We sing the soundtrack to “Les Miserables” AS A FAMILY, 3-year old included.
We discuss our family Halloween costumes all. year. long.
We even love photo shoot day! Well, most of us, anyway.
We are precious.
But here’s the thing that I have learned to hold onto after going through a very awkward and reclusive phase concerning my mothering skills, and I hope it will encourage you today, whether you are precious or not.
Get ready because, if you are a believer, this is the best news you’ll ever read (post gospel, of course)!…
God gave my kids to the exact type of mama they would need to grow up in the fear and admonition of the Lord.
You see, there is a reason that Gideon, Rebekah, Betsie and Shepherd Gore have been placed under the wings of a precious mother. My influence, my heart, and my wiring is apparently a sovereign part of their story, and there is a great peace that comes with that knowledge.

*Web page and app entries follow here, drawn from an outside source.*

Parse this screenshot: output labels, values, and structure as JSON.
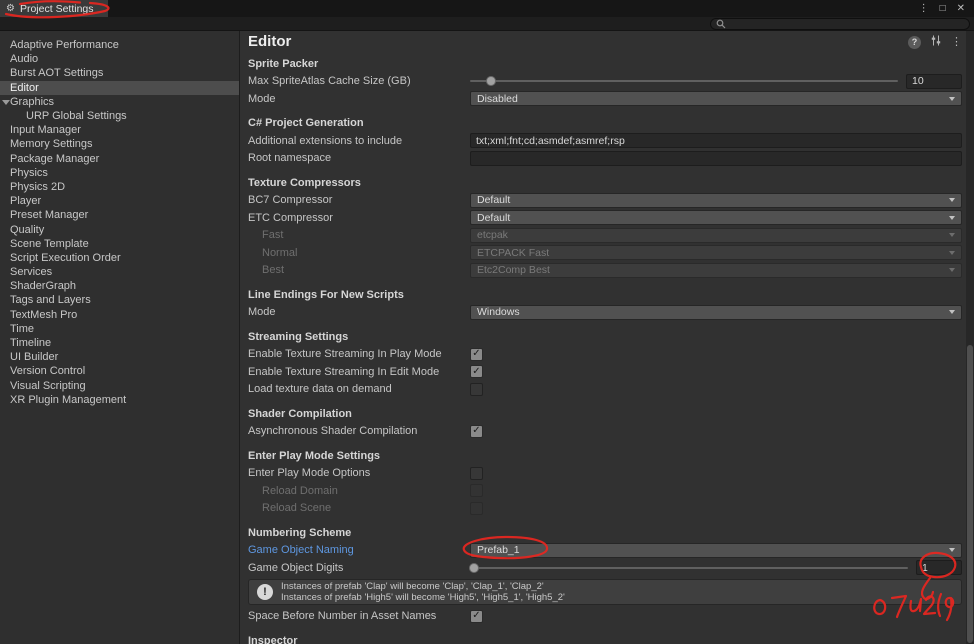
{
  "colors": {
    "annotation_red": "#e8261f",
    "selected_row": "#4d4d4d",
    "link_blue": "#5e97e0",
    "panel_bg": "#313131",
    "titlebar_bg": "#161616"
  },
  "icons": {
    "gear": "⚙",
    "window_menu": "⋮",
    "window_maximize": "□",
    "window_close": "✕",
    "help": "?",
    "panel_menu": "⋮",
    "info": "!"
  },
  "window": {
    "tab_title": "Project Settings"
  },
  "search": {
    "placeholder": ""
  },
  "sidebar": {
    "items": [
      "Adaptive Performance",
      "Audio",
      "Burst AOT Settings",
      "Editor",
      "Graphics",
      "URP Global Settings",
      "Input Manager",
      "Memory Settings",
      "Package Manager",
      "Physics",
      "Physics 2D",
      "Player",
      "Preset Manager",
      "Quality",
      "Scene Template",
      "Script Execution Order",
      "Services",
      "ShaderGraph",
      "Tags and Layers",
      "TextMesh Pro",
      "Time",
      "Timeline",
      "UI Builder",
      "Version Control",
      "Visual Scripting",
      "XR Plugin Management"
    ]
  },
  "editor": {
    "title": "Editor",
    "sprite_packer": {
      "heading": "Sprite Packer",
      "cache_label": "Max SpriteAtlas Cache Size (GB)",
      "cache_value": "10",
      "mode_label": "Mode",
      "mode_value": "Disabled"
    },
    "csharp": {
      "heading": "C# Project Generation",
      "extensions_label": "Additional extensions to include",
      "extensions_value": "txt;xml;fnt;cd;asmdef;asmref;rsp",
      "namespace_label": "Root namespace",
      "namespace_value": ""
    },
    "compressors": {
      "heading": "Texture Compressors",
      "bc7_label": "BC7 Compressor",
      "bc7_value": "Default",
      "etc_label": "ETC Compressor",
      "etc_value": "Default",
      "fast_label": "Fast",
      "fast_value": "etcpak",
      "normal_label": "Normal",
      "normal_value": "ETCPACK Fast",
      "best_label": "Best",
      "best_value": "Etc2Comp Best"
    },
    "line_endings": {
      "heading": "Line Endings For New Scripts",
      "mode_label": "Mode",
      "mode_value": "Windows"
    },
    "streaming": {
      "heading": "Streaming Settings",
      "play_label": "Enable Texture Streaming In Play Mode",
      "play_checked": true,
      "edit_label": "Enable Texture Streaming In Edit Mode",
      "edit_checked": true,
      "demand_label": "Load texture data on demand",
      "demand_checked": false
    },
    "shader": {
      "heading": "Shader Compilation",
      "async_label": "Asynchronous Shader Compilation",
      "async_checked": true
    },
    "play_mode": {
      "heading": "Enter Play Mode Settings",
      "options_label": "Enter Play Mode Options",
      "options_checked": false,
      "reload_domain_label": "Reload Domain",
      "reload_domain_checked": false,
      "reload_scene_label": "Reload Scene",
      "reload_scene_checked": false
    },
    "numbering": {
      "heading": "Numbering Scheme",
      "naming_label": "Game Object Naming",
      "naming_value": "Prefab_1",
      "digits_label": "Game Object Digits",
      "digits_value": "1",
      "info_line1": "Instances of prefab 'Clap' will become 'Clap', 'Clap_1', 'Clap_2'",
      "info_line2": "Instances of prefab 'High5' will become 'High5', 'High5_1', 'High5_2'",
      "space_label": "Space Before Number in Asset Names",
      "space_checked": true
    },
    "inspector_heading": "Inspector"
  },
  "annotations": {
    "color": "#e8261f",
    "items": [
      "tab-circled",
      "prefab-value-circled",
      "digits-value-circled",
      "handwritten-scribble"
    ]
  }
}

If you poke me too hard, I will bleed. If you say mean things to me, I will cry. I’m not hard. I am a soft person and my heart aches just from opening my eyes in the morning.

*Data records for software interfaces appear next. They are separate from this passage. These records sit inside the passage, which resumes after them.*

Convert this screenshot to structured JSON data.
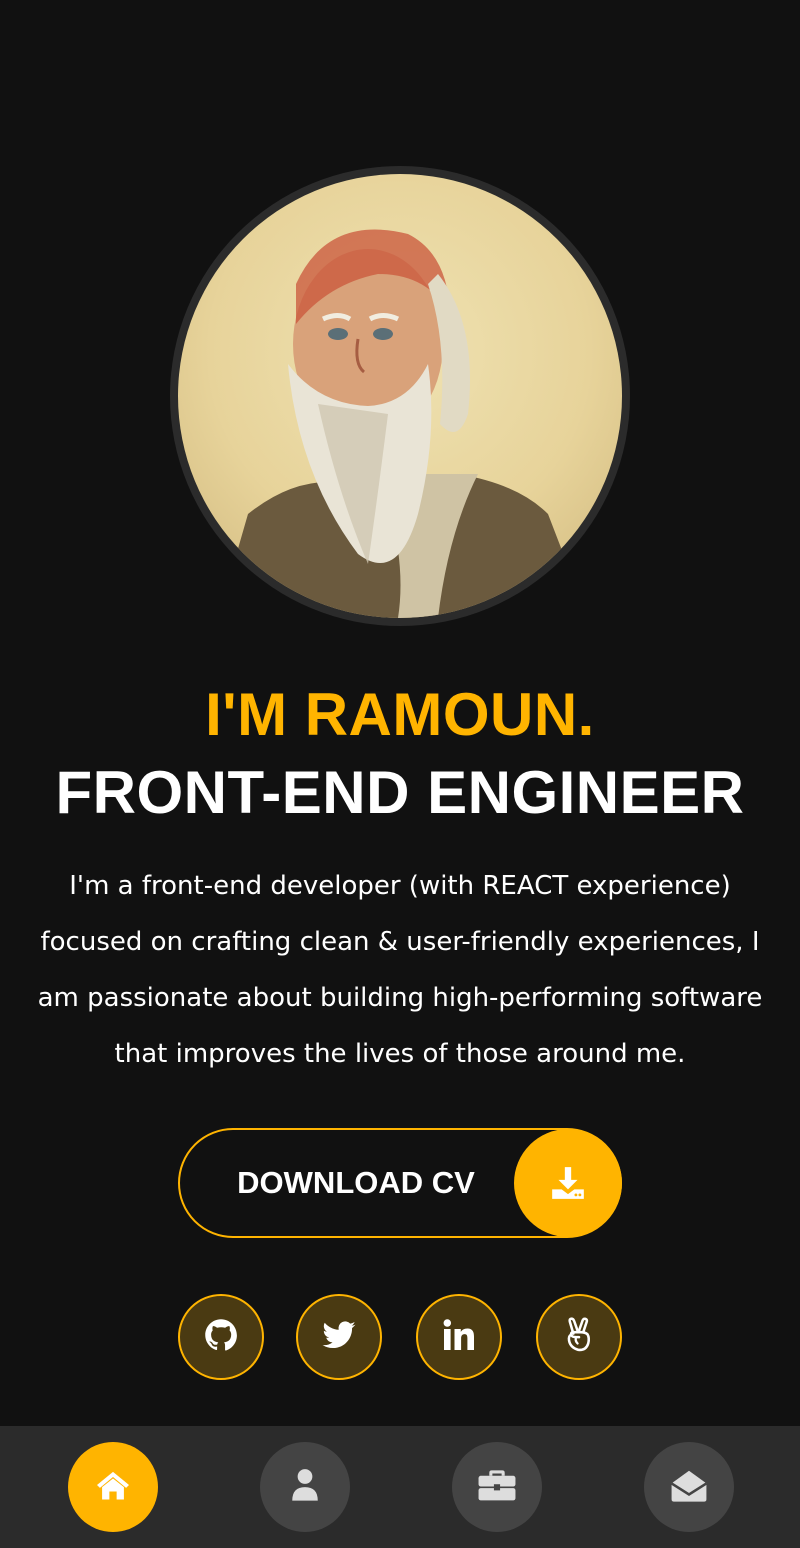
{
  "hero": {
    "name": "I'M RAMOUN.",
    "role": "FRONT-END ENGINEER",
    "bio": "I'm a front-end developer (with REACT experience) focused on crafting clean & user-friendly experiences, I am passionate about building high-performing software that improves the lives of those around me."
  },
  "cv_button": {
    "label": "DOWNLOAD CV",
    "icon": "download-icon"
  },
  "social_links": [
    {
      "name": "github",
      "icon": "github-icon"
    },
    {
      "name": "twitter",
      "icon": "twitter-icon"
    },
    {
      "name": "linkedin",
      "icon": "linkedin-icon"
    },
    {
      "name": "angellist",
      "icon": "angellist-icon"
    }
  ],
  "nav": {
    "items": [
      {
        "name": "home",
        "icon": "home-icon",
        "active": true
      },
      {
        "name": "about",
        "icon": "user-icon",
        "active": false
      },
      {
        "name": "portfolio",
        "icon": "briefcase-icon",
        "active": false
      },
      {
        "name": "contact",
        "icon": "envelope-open-icon",
        "active": false
      }
    ]
  },
  "colors": {
    "accent": "#ffb400",
    "background": "#111111",
    "nav_background": "#2b2b2b",
    "nav_inactive": "#444444"
  }
}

And if you squeeze me, do you know what will happen? A birthday party is going to shoot out of my ears like confetti. It’s just who I am!
And because He is good, I fully believe that God will use all of these things to craft the adults that He intends my children to become.
I don’t want to lazily rest in my preciousness. There is a LOT of room for growth here, and through voices like Jen’s (and, okay, my husband’s), I have learned to not rush in and scoop up a crying child every single time they fall. (Even though I am dying to!). I have learned the difference between celebrating God for creating the child rather than making an idol out of the child. I have learned to very carefully toe the line between raising entitled, narcissistic kids and grateful, God-worshiping kids.
And so I will be the first to admit that, if a snowflake indulges completely in her snowflakiness, she can totally handicap her kids! THIS is the point Jen was making, and I have tucked it away to guide me. Listening to the un-precious ones has kept me from becoming a slave to my natural tendencies.
But there is a balance that keeps me from despair.
There is a place for my sort of oozy tenderness. There is a use for the sentimental creativity. There is maybe even an outlet for time capsules! We need more softness in this scary world, don’t you think?
And that’s where the precious ones can shine.
That was a lot of talking, but I share all of that to say this: if you, as a mama, are being true to the daily leading of the Spirit and are finding your parenting manual in the living and active Word of God, are your kids going to be okay?
Even if you have themed birthday parties?
Even if you still slather your 8-year old in baby lotion after his bath? (What? Did I just say that out loud?)
Even if you do photo shoots and start planning for holiday wardrobes months in advance?
It takes all sorts of mamas to make the world go round, and even if we never line up on the tertiary subjects, we can relax in our common anchor, the most important thing in the motherhood equation, the gospel of Jesus Christ.
If we as precious moms have that, if our earnestness is based on a heart that adores children and this magical season of life, if our over-the-topness springs forth from a heart that finds the sanctify of human life something that starts at home, if we are humble enough to listen and grow and change, then we’ve got nothing to worry about.
Let’s listen closely to the wizened voices of the ones who have blazed the path for us and draw from their unique strengths and add their wisdom to our arsenals…
but let’s also never be ashamed to be the sort of precious that God created us to be.
Pinterest is counting on us.
Three cheers today for all moms, and I hope this brings relief to any readers who needed it. These motherhood topics can be so very sensitive, so please use extra discretion in your comments! I see all comments, but only those that lead to edification will be published. Thank you for visiting, and if you’d like to receive almost-daily updates and stories from Mrs. Gore and family, find us on Facebook!
If you’ve never commented here and your comments are not going through, I am away from my computer. I’ll try to have everything moderated by tonight! Many thanks!